The project

Project NEED

The European Green Deal targets net zero CO2 emissions of greenhouse gases in Europe by 2050, specifying zero emissions from new cars by 2035. Electrification of the automotive industry is key to meeting these goals, but rapid advances in energy storage technologies such as lithium-ion batteries are required to realise this. Many new materials combinations for battery electrodes are emerging that can begin to address performance targets, but lifetime issues remain problematic. Hence, there is an urgent need for traceable analytical techniques to decipher structure-behaviour relationships and elucidate degradation and failure mechanisms to improve battery performance by design, rather than empirically.

Quantification of elemental composition, and determination of oxidation and chemical binding states, coordination and phase structure are crucial for an enhanced understanding of battery electrode degradation . Moreover, investigations must be conducted in real-time, allowing aging mechanisms to be linked to battery state of charge (SoC) and state of health (SoH). Currently, degradation studies are performed post mortem, using ex situ methods where the cell is disassembled, leading to chemical modification which can distort the result.

To avoid that, operando methods, where electrode materials are characterised simultaneously during cell charge-discharge, are needed. Whilst some operando methods are available, they are not sufficiently reliable or quantitative to allow confident data interpretation. Moreover, there is a need for new hybrid operando methods, where multiple measurands are synchronously probed during electrochemical cycling, to establish causal links between materials properties and their impact on cell performance. Such advanced measurements bring new challenges as they require special sample environments such as dedicated electrochemical cells with thin probing windows, while ensuring that the electrochemical behaviour remains unperturbed.

Hence, there is a need for establishing a robust, validated metrological framework for operando metrology, that can be transferred to battery developers and demonstrated through industrial case studies.


  1. To develop traceable chemical, physical and structural analysis methods for ex-situ characterisation of high-capacity energy storage materials (e.g Li-ion and Li-S) and components (e.g. Cobalt, Nicklel, Manganese) with a focus on x-ray spectroscopic techniques.

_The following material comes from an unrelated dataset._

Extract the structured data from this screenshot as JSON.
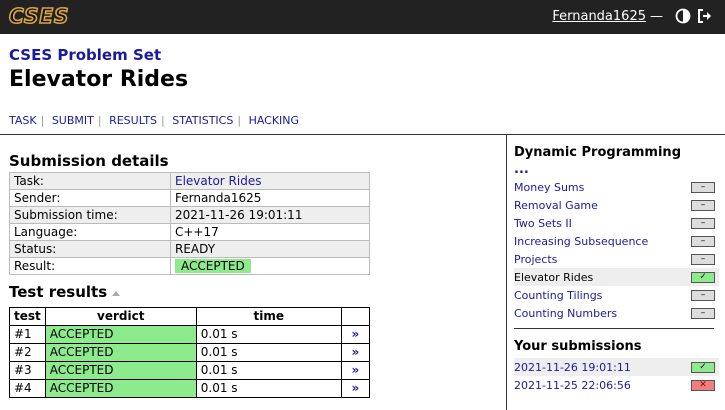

This includes the fabrication and qualification of at least 3 calibration samples and verification by interlaboratory studies (post mortem). A relative uncertainty in elemental composition of below 10% will be targeted.

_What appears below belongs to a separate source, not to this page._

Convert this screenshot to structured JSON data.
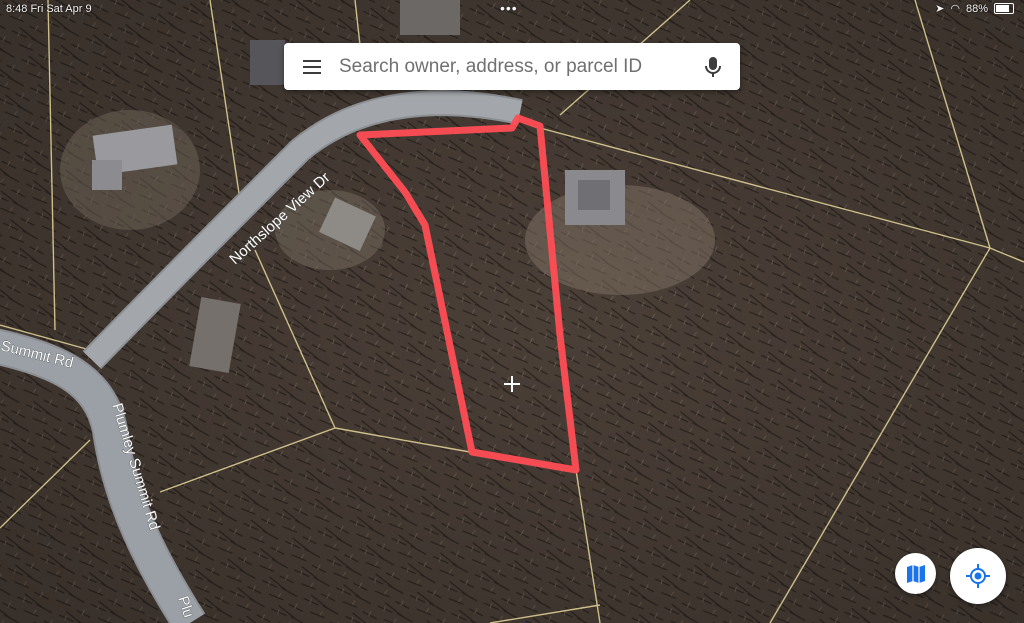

  1. To establish a Good Practice Guide for current and emerging in operando spectroscopy methods including X-ray and vibrational spectroscopy, validated by ex-situ analysis and round robin tests, in order to establish and, where possible improve, experimental repeatability and accuracy with respect to elemental and species analysis of battery materialsies. In addition, to develop measurement protocols to assess the influence of cell geometry, electrode configuration, and measurement parameters on observable phenomena, as well as to assess the extent and influence of vacuum ultra-violet (VUV) or X-ray radiation damage.

  1. To develop novel dynamic electrochemical approaches combined with in operando spectroscopy and dimensional metrology for the correlative assessment of the relationships between material structure and cell performances.

  1. Based on the results of Objectives 1-3, to develop novel in operando instrumentation and hybrid methodologies for multi-parameter spectro-electrochemical characterisation of materials and components for high-capacity energy storage (e.g. in Li-ion and Li-S battery systems). To investigate the causal relationship between electronic/molecular- and microstructure information and charge carrier dynamics as measured with electroanalytical methods, to gain information on the state of health and state of charge.

  1. To facilitate – in cooperation with the EMPIR 20NET01 Clean Energy – the take up of the data and measurement infrastructure developed in the project by the measurement supply chain (NMIs, DIs, calibration laboratories), standards developing organisations (e.g. ISO/TC 201) and key end users (materials suppliers and battery manufacturers). To promote technology transfer of the project outputs as lab-based alternatives to synchrotron radiation-based methods, towards industry and manufacturers.

work Packages (WPs)

  • WP1: Traceable ex situ characterisation of high-capacity energy storage materials

  • WP2: Establishing good practice guide for current operando spectroscopy and diffraction methods

  • WP3: Development of novel dynamic electrochemical analysis approaches for combination with operando spectroscopy and dimensional metrology

  • WP4: Development of novel operando instrumentation and hybrid methodologies for multi-parameter characterisation

  • WP5: Creating impact

  • WP6: Management and coordination